▸ **ABOUT THIS TASK**:
Would you give the records below again, exactly and completely?

App and web page records:
▬▬▬
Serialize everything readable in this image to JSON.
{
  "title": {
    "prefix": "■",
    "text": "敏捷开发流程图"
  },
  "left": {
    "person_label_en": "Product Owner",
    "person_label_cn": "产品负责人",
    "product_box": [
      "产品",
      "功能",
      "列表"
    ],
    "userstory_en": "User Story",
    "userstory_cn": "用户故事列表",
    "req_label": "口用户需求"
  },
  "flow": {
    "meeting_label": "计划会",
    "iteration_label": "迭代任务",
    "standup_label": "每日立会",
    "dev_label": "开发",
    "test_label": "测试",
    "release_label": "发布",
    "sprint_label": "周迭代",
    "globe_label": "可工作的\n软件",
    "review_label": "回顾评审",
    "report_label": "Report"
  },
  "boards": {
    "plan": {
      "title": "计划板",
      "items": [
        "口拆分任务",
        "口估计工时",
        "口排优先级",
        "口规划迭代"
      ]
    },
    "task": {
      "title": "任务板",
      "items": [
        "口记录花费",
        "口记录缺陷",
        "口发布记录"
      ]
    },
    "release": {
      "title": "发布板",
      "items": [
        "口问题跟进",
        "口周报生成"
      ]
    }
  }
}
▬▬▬
▸ **ANSWER SPACE**:
Serialize everything readable in this image to JSON.
{
  "title": {
    "prefix": "■",
    "text": "敏捷开发流程图"
  },
  "left": {
    "person_label_en": "Product Owner",
    "person_label_cn": "产品负责人",
    "product_box": [
      "产品",
      "功能",
      "列表"
    ],
    "userstory_en": "User Story",
    "userstory_cn": "用户故事列表",
    "req_label": "口用户需求"
  },
  "flow": {
    "meeting_label": "计划会",
    "iteration_label": "迭代任务",
    "standup_label": "每日立会",
    "dev_label": "开发",
    "test_label": "测试",
    "release_label": "发布",
    "sprint_label": "周迭代",
    "globe_label": "可工作的\n软件",
    "review_label": "回顾评审",
    "report_label": "Report"
  },
  "boards": {
    "plan": {
      "title": "计划板",
      "items": [
        "口拆分任务",
        "口估计工时",
        "口排优先级",
        "口规划迭代"
      ]
    },
    "task": {
      "title": "任务板",
      "items": [
        "口记录花费",
        "口记录缺陷",
        "口发布记录"
      ]
    },
    "release": {
      "title": "发布板",
      "items": [
        "口问题跟进",
        "口周报生成"
      ]
    }
  }
}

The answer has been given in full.